This makes it an ideal match for frugal investors who want to pay the perfect amount – zero.
Naturally, other brokers that charge a fee will be less appealing but if you do go down this route – be sure to calculate and compare the real £ fee you’ll be charged based upon your account value and type of investments.
That’s because some firms charge flat fees, like interactive investor, while others like Hargreaves charge different fees depending on whether you’re holding individual shares or funds. So comparing the headline % or £ charges at a glance might not always yield the most accurate answer for your individual circumstance.
A broker charges a trading commission on each buy or sell order that they execute on your behalf. In the history of the evolution of stockbrokers, commissions were traditionally the main source of income for brokers, and began as high as 5% of the value of a trade.

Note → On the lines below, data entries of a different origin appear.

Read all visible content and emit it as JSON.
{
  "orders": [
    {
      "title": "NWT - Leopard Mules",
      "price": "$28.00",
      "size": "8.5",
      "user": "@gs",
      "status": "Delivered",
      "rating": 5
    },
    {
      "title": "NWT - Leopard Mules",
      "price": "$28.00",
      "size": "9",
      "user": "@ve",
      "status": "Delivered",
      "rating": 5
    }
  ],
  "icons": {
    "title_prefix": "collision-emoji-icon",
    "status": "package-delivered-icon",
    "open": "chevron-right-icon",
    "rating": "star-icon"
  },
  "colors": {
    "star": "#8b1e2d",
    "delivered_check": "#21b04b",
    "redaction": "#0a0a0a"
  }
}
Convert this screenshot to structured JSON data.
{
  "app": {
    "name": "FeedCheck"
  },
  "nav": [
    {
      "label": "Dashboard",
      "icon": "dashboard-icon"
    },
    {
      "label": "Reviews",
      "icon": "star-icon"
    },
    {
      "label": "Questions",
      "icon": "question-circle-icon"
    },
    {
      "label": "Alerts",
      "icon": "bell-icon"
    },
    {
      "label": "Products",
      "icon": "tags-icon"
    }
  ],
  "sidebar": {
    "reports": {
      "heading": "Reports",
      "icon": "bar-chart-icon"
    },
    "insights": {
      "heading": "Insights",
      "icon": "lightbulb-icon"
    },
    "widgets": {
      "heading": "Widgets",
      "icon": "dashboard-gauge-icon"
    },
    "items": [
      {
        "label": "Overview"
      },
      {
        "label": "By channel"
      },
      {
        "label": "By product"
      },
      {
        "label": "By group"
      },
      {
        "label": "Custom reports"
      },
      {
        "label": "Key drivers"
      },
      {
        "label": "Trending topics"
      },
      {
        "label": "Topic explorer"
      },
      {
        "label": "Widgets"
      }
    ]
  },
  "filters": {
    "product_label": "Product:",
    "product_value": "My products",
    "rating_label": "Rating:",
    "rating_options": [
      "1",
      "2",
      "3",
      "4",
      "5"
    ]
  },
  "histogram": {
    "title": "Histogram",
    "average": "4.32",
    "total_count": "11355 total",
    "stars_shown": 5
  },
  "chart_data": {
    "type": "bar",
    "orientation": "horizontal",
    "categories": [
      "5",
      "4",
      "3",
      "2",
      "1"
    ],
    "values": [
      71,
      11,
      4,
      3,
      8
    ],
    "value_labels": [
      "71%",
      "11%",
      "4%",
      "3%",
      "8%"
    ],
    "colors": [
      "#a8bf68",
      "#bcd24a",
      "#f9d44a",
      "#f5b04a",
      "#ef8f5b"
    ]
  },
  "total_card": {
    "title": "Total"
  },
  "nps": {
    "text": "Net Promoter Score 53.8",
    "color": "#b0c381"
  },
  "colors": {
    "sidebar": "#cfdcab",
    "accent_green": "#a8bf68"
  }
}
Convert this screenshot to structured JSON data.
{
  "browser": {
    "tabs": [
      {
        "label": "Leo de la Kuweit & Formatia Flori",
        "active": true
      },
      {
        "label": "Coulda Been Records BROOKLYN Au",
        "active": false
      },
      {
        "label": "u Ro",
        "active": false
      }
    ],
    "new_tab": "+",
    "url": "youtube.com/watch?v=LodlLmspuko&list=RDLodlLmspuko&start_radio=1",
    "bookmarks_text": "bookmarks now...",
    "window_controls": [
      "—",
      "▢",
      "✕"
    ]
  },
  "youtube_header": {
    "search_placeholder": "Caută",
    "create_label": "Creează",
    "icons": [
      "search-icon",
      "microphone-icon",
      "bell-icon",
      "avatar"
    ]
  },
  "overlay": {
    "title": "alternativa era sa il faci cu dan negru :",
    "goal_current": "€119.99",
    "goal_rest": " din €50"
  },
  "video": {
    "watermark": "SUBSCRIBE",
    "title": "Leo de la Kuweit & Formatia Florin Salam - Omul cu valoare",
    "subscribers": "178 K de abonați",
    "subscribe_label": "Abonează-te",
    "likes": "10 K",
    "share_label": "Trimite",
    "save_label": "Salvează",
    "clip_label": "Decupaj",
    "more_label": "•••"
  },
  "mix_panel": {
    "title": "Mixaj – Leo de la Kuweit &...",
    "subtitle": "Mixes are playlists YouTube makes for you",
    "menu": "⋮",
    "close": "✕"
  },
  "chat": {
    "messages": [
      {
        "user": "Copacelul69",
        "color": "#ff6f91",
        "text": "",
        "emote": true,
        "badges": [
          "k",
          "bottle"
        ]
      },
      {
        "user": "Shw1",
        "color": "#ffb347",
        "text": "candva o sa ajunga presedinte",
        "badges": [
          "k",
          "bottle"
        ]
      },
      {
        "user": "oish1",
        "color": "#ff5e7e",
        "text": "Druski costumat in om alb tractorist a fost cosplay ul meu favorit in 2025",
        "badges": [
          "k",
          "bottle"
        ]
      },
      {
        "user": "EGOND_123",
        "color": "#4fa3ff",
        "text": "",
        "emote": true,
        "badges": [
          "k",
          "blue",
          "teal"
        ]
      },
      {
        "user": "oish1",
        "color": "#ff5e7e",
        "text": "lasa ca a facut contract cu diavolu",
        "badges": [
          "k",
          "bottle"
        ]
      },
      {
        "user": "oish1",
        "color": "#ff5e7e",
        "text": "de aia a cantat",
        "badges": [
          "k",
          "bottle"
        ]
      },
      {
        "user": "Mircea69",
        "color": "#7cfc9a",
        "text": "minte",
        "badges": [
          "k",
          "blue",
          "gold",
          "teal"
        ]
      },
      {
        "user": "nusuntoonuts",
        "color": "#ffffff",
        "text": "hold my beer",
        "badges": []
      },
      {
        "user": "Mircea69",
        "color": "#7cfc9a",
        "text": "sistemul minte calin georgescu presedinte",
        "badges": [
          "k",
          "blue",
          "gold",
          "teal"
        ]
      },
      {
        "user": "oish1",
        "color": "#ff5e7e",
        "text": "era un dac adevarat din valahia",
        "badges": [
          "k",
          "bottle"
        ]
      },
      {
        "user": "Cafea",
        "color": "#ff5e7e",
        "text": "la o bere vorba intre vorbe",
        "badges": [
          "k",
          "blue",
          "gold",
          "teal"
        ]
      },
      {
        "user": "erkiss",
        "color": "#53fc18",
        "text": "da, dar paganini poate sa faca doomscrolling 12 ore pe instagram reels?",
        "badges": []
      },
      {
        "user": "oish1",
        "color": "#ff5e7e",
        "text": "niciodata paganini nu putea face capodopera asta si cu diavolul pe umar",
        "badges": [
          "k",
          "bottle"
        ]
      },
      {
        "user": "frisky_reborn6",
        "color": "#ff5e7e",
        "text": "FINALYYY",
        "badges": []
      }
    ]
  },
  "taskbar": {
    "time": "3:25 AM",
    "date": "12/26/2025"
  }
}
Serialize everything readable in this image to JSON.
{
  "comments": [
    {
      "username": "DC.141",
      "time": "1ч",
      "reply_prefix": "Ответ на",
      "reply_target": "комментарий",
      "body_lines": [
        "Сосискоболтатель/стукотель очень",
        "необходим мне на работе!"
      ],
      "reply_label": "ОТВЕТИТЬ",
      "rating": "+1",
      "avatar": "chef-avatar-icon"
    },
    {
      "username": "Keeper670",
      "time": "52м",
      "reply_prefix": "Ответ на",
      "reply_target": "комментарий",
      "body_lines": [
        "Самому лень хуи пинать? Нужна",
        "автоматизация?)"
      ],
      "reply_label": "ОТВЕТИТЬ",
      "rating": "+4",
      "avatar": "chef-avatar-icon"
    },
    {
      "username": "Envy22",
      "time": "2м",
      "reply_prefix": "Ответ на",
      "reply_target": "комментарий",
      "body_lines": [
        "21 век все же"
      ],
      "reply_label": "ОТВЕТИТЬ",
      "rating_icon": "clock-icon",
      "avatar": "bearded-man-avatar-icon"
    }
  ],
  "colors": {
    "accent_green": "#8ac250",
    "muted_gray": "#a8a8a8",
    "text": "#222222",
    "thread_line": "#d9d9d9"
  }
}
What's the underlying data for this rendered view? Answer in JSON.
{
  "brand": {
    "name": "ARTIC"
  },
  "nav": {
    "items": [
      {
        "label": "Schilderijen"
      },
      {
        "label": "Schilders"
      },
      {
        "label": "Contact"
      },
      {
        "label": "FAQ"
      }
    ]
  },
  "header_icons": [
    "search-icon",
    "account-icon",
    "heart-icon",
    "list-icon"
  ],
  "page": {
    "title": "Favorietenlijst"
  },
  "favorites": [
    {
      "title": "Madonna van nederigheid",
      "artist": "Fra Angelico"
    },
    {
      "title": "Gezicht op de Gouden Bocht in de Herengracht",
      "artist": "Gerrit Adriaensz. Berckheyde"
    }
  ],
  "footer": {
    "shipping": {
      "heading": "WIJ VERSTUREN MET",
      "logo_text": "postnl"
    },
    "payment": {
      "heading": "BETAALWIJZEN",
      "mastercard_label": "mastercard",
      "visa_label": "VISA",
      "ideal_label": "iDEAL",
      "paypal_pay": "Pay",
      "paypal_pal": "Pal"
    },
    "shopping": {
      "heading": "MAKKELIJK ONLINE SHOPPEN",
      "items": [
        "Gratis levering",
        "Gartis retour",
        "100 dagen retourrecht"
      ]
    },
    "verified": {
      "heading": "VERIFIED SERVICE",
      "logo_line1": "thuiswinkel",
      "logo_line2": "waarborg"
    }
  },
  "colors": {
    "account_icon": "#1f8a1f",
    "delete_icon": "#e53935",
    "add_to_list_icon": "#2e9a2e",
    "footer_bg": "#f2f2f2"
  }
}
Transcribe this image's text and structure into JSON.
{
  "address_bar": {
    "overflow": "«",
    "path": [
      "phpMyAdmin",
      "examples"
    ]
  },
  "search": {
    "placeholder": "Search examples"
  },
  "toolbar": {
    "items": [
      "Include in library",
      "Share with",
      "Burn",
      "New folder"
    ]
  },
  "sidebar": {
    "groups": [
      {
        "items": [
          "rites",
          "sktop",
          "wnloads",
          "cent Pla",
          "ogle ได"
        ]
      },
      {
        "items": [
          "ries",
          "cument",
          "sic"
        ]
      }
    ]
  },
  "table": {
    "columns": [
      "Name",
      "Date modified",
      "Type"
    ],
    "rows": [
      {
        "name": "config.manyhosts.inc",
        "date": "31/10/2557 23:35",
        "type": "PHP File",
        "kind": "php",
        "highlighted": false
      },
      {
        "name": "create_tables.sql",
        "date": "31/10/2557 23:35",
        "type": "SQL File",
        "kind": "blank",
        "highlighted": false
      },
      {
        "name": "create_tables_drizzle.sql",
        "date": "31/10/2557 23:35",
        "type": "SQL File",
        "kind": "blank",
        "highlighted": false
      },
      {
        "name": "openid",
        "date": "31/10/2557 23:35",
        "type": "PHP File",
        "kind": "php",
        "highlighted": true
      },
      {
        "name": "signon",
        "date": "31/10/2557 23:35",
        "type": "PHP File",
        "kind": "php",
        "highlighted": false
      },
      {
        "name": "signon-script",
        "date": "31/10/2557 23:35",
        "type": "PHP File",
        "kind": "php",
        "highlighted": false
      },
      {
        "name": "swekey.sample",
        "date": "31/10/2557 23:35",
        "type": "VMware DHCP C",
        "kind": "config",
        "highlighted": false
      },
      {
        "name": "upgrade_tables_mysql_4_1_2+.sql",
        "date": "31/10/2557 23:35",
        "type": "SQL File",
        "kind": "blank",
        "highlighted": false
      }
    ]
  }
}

Luckily for us penny-pinchers, commissions have been the subject of an industry-wide price war, as covered in our stockbroker industry bulletins. This has led to new fintechs offering trading of stocks for zero commissions.
eToro offers zero-commission on stock trades to all UK clients, on its full range of stocks.
In conclusion: the best broker for frugal investing
In conclusion, eToro is the best broker for frugal investing strategies that involve individual stocks, such as value investing and dividend investing. With no general account fee, and no commission on trades, the only costs a frugal investor will incur are foreign exchange costs and the market bid/offer spread, which both cannot be avoided.
For passive frugal investors in favour of funds, eToro won’t be suitable as it does not offer a wider range of mutual funds. Instead you may want to consider Vanguard Personal Investor, which charges an account fee of just 0.15% per year (capped at £375 for accounts worth over £250,000) and offers an impressive range of funds managed in-house at industry-leading ongoing charge rates.